The time demands of being a parent dictates that there never seems to be time to catch up with the washing and that every job we come to do has a constantly moved deadline.  I find that there is never enough time to get done all the things I want to do and need to do in a year let alone a day. The inability to keep up with things then feeds into the self-doubt gene that is activated when a woman becomes a mother. There’s an inbuilt fear that mothers have that they’re not doing a good enough job.  The truth is that all children are different and all mothers are different and therefore it is impossible to adopt a one-size fits all approach to mothering.  All parents and children are on a journey and we all take slightly different routes. Sometimes it is easy to feel like you have taken a wrong turn or are temporarily lost, but really all we need is to give ourselves some time.

As a mother I often find it difficult to make time and save energy to care for myself. Faced with the stressful demands of modern living, childcare and a growing list of things to do I often forget about me and I do think that we need to take care of ourselves to be in a good position to care for others. Sometimes to be at your best as a mother really does require a fierce demand for some time to yourself, but let’s us be honest it is easier said than done.  So perhaps the best we can hope for is honesty amongst mothers and an admittance that we all have days when we feel like sitting on the bottom step with a bottle of gin or else swapping our children for a milking goat, but we muddle through and do the best we can and reap the rewards of gazing at them when they are peacefully asleep looking angelic.

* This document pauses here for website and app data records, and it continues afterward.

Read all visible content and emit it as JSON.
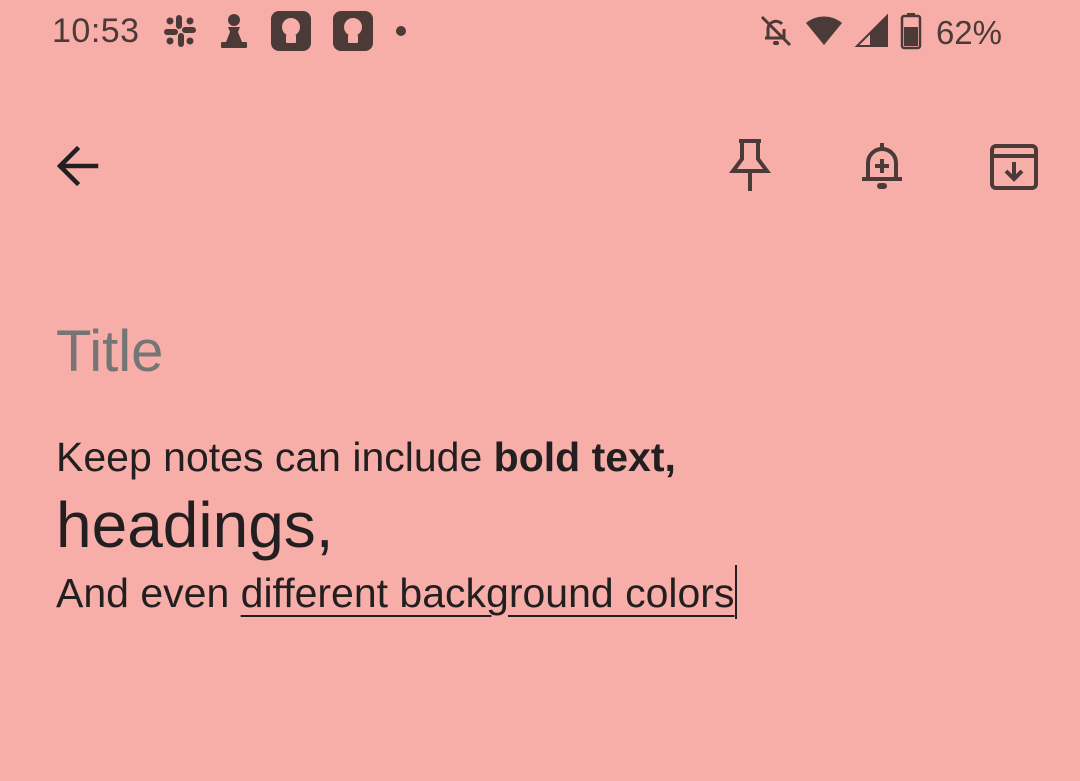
{
  "status_bar": {
    "time": "10:53",
    "battery_percent": "62%",
    "left_icons": [
      "slack-icon",
      "chess-pawn-icon",
      "keep-icon",
      "keep-icon",
      "notification-dot-icon"
    ],
    "right_icons": [
      "notifications-off-icon",
      "wifi-icon",
      "cell-signal-icon",
      "battery-icon"
    ]
  },
  "toolbar": {
    "back_icon": "back-arrow-icon",
    "pin_icon": "pin-icon",
    "reminder_icon": "add-reminder-icon",
    "archive_icon": "archive-icon"
  },
  "note": {
    "title_placeholder": "Title",
    "title_value": "",
    "body": {
      "line1_plain": "Keep notes can include ",
      "line1_bold": "bold text,",
      "heading": "headings,",
      "line3_plain": "And even ",
      "line3_underlined": "different background colors"
    },
    "background_color": "#F7AEA8"
  }
}
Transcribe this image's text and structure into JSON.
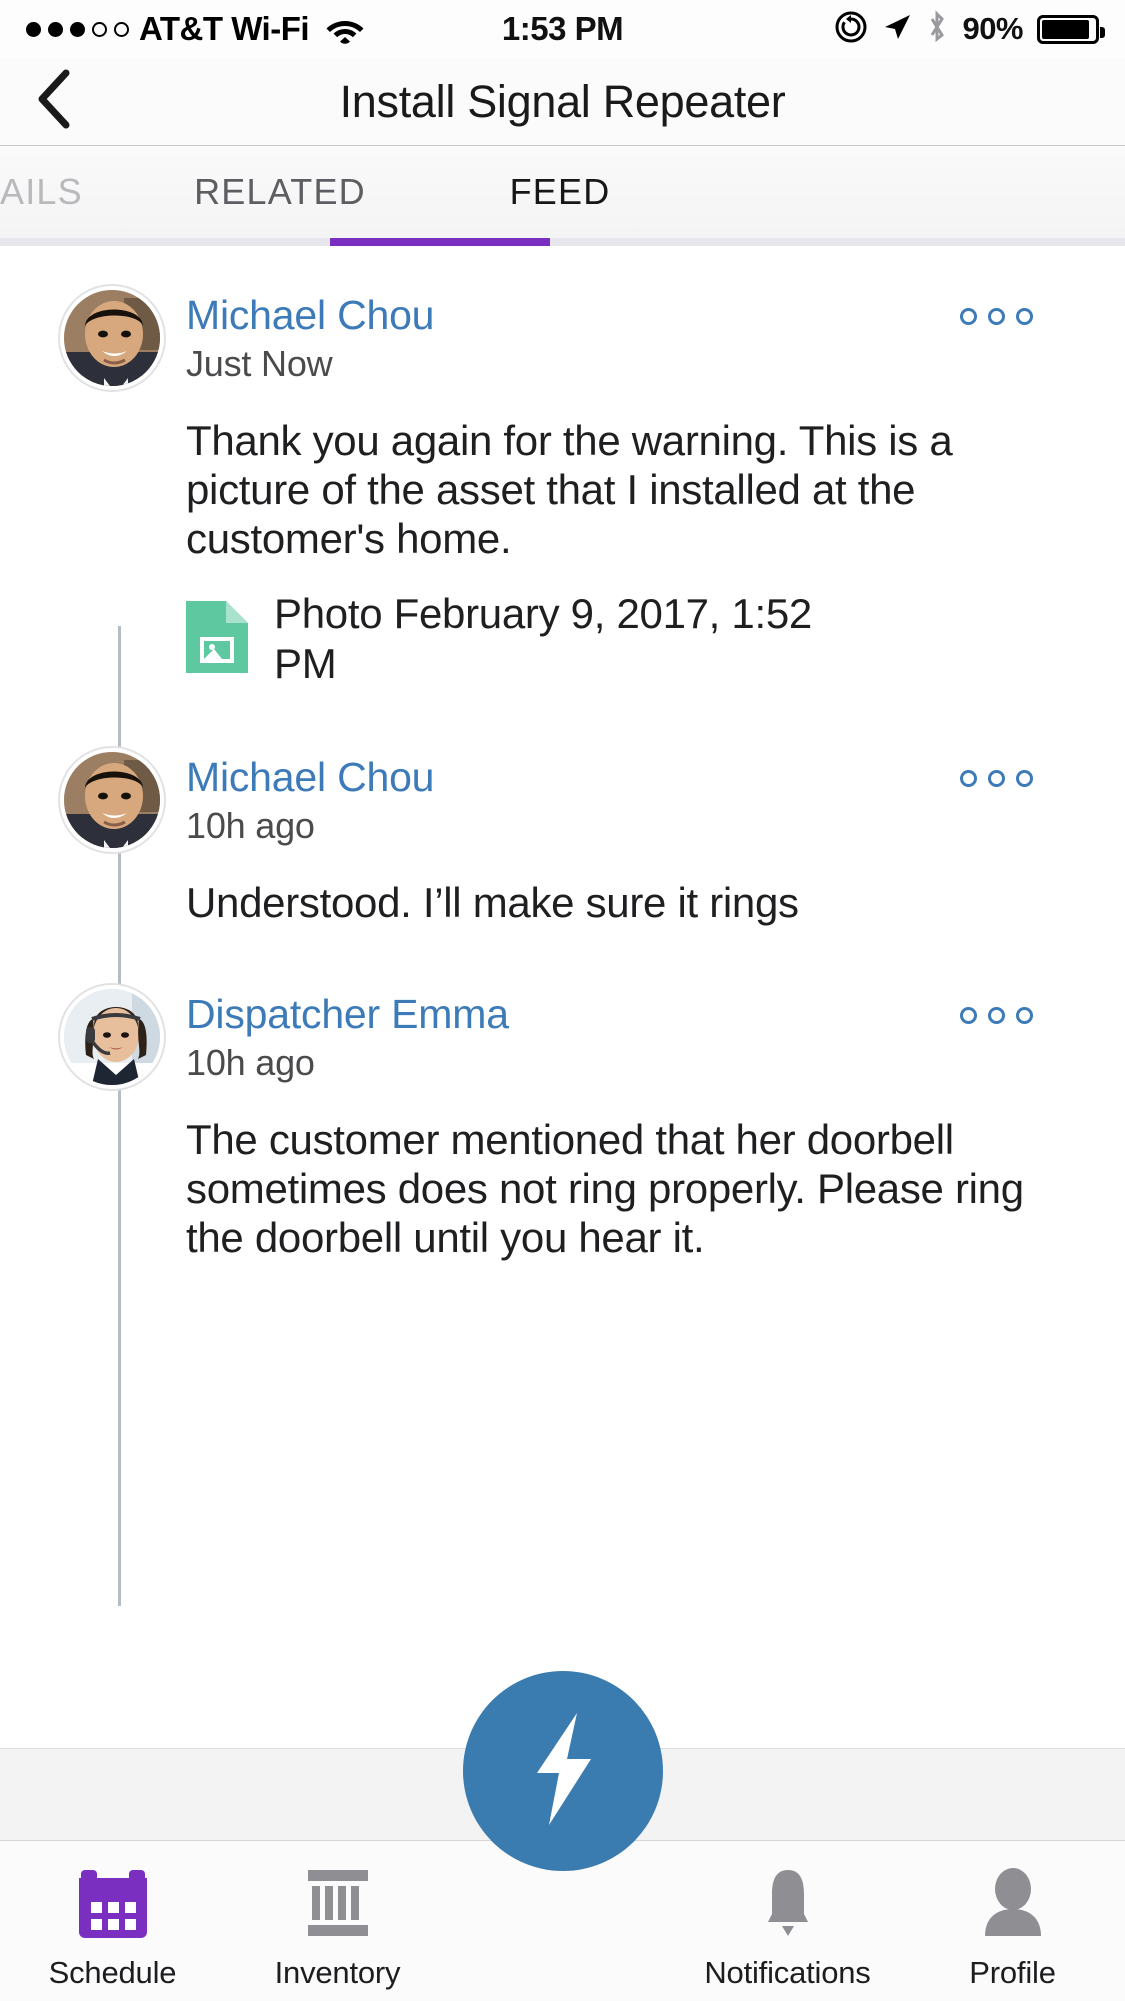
{
  "status_bar": {
    "signal_dots_filled": 3,
    "signal_dots_total": 5,
    "carrier": "AT&T Wi-Fi",
    "time": "1:53 PM",
    "battery_percent": "90%",
    "icons": [
      "wifi-icon",
      "rotation-lock-icon",
      "location-arrow-icon",
      "bluetooth-icon",
      "battery-icon"
    ]
  },
  "nav": {
    "back_icon": "chevron-left-icon",
    "title": "Install Signal Repeater"
  },
  "tabs": {
    "items": [
      {
        "label": "AILS",
        "active": false
      },
      {
        "label": "RELATED",
        "active": false
      },
      {
        "label": "FEED",
        "active": true
      }
    ],
    "active_color": "#7a2fc0"
  },
  "feed": {
    "posts": [
      {
        "author": "Michael Chou",
        "timestamp": "Just Now",
        "avatar": "photo-avatar-michael",
        "body": "Thank you again for the warning. This is a picture of the asset that I installed at the customer's home.",
        "menu_icon": "overflow-menu-icon",
        "attachment": {
          "icon": "image-file-icon",
          "icon_color": "#5ec9a1",
          "label": "Photo February 9, 2017, 1:52 PM"
        }
      },
      {
        "author": "Michael Chou",
        "timestamp": "10h ago",
        "avatar": "photo-avatar-michael",
        "body": "Understood. I’ll make sure it rings",
        "menu_icon": "overflow-menu-icon",
        "attachment": null
      },
      {
        "author": "Dispatcher Emma",
        "timestamp": "10h ago",
        "avatar": "photo-avatar-emma",
        "body": "The customer mentioned that her doorbell sometimes does not ring properly. Please ring the doorbell until you hear it.",
        "menu_icon": "overflow-menu-icon",
        "attachment": null
      }
    ]
  },
  "bottom_bar": {
    "items": [
      {
        "label": "Schedule",
        "icon": "calendar-icon",
        "active": true,
        "color": "#7a2fc0"
      },
      {
        "label": "Inventory",
        "icon": "inventory-icon",
        "active": false,
        "color": "#8e8e93"
      },
      {
        "label": "Notifications",
        "icon": "bell-icon",
        "active": false,
        "color": "#8e8e93"
      },
      {
        "label": "Profile",
        "icon": "person-icon",
        "active": false,
        "color": "#8e8e93"
      }
    ],
    "fab": {
      "icon": "lightning-bolt-icon",
      "color": "#3b7cb0"
    }
  },
  "colors": {
    "author_link": "#3d7ab8",
    "tab_accent": "#7a2fc0",
    "fab": "#3b7cb0",
    "attachment_green": "#5ec9a1"
  }
}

So I have made a pledge with myself this week that I will stop worrying about the dog hairs on the carpet and the dishes in the sink and that if the fondant flamingos on Hattie’s cake are less than perfect it really doesn’t matter.  Somehow my deadlines will be met and I am going to start commending myself on my juggling skills instead of feeling guilty for not being some sort of super-human that can achieve even more than I do. The most important thing in life is that I enjoy the journey and my girls are happy and healthy, the rest can all wait.

A fond farewell from a flamingo filled corner of Wales,

Seren

About Seren Charrington-Hollins

ABOUT SEREN-CHARRINGTON-HOLLINS Describing my work through just one job title is difficult; because my professional life sees me wear a few hats: Food Historian, period cook, broadcaster, writer and consultant. I have a great passion for social and food history and in addition to researching food history and trends I have also acted as a consultant on domestic life and changes throughout history for a number of International Companies. In addition to being regularly aired on radio stations; I have made a number of television appearances on everything from Sky News through to ITV’s Country House Sunday, Holiday of a Lifetime with Len Goodman , BBC4’s Castle’s Under Siege, BBC South Ration Book Britain; Pubs that Built Britain with Hairy Bikers and BBC 2’s Inside the Factory. Amongst other publications my work has been featured in Period Living Magazine, Telegraph, Daily Telegraph, Daily Mail and Great British Food Magazine and I write regularly for a variety of print and online publications. I am very fortunate to be able to undertake work that is also my passion and never tire of researching; recreating historical recipes and researching changing domestic patterns. Feel free to visit my blog, www.serenitykitchen.com